A WIRRAL butterfly park is set to spread its wings even further after its most successful summer to date.

Beneficial wildlife management of New Ferry Butterfly Park – which is used by both young and old alike for education, training and recreation – is to be extended further thanks to money donated by Wirral Friends of the Earth and a Voluntary and Community Action Wirral Grant.

The park - which attracted almost 2,500 visitors during the summer months with 1,500 butterfly sightings recorded – was created from a former railway goods yard more than 10 years ago and since then has become hugely popular.

The funds will allow this to continue and have already gone towards creating a strip of rubble, suckering plum and snowberry between the park gates and the Bebington Aldi for planting a boundary hedge.

Local volunteers, plus a party of students from Liverpool John Moore University Conservation Society, worked together to plant 100 shrubs to establish a species rich hedge for bees and butterflies.

Paul Loughnane, honorary reserve manager of this Cheshire Wildlife Trust reserve, said: “Hedgerows are still in decline and it’s great to be able to create wildlife hedges.

“The planted species included the caterpillar food plants, holly for holly blue butterflies, purging buckthorn for brimstone butterflies, hawthorn for hedgerow robustness and wild privet as a great nectar source for summer butterflies.

“New Ferry Butterfly Park now boasts over 400 metres of well-maintained wildlife rich hedgerow, which gives the park a countryside feel. 

“The first steps have been taken here, to transform this derelict corner of New Ferry into a wildlife haven. 

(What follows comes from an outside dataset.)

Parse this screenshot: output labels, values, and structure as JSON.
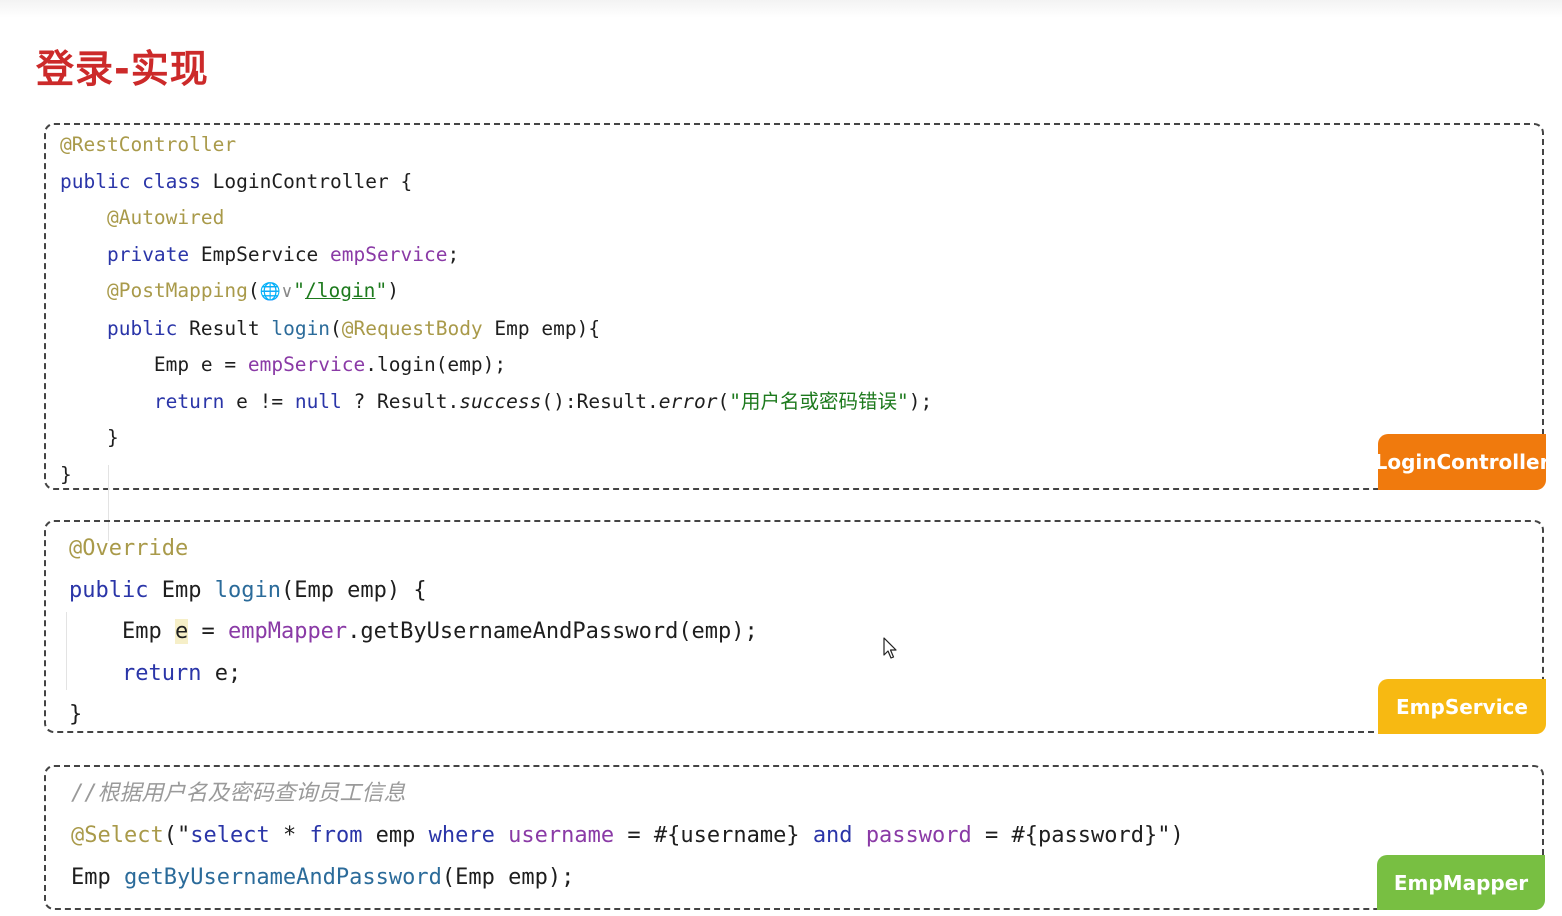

“These small incremental changes year on year bring a great improvement in the long term.”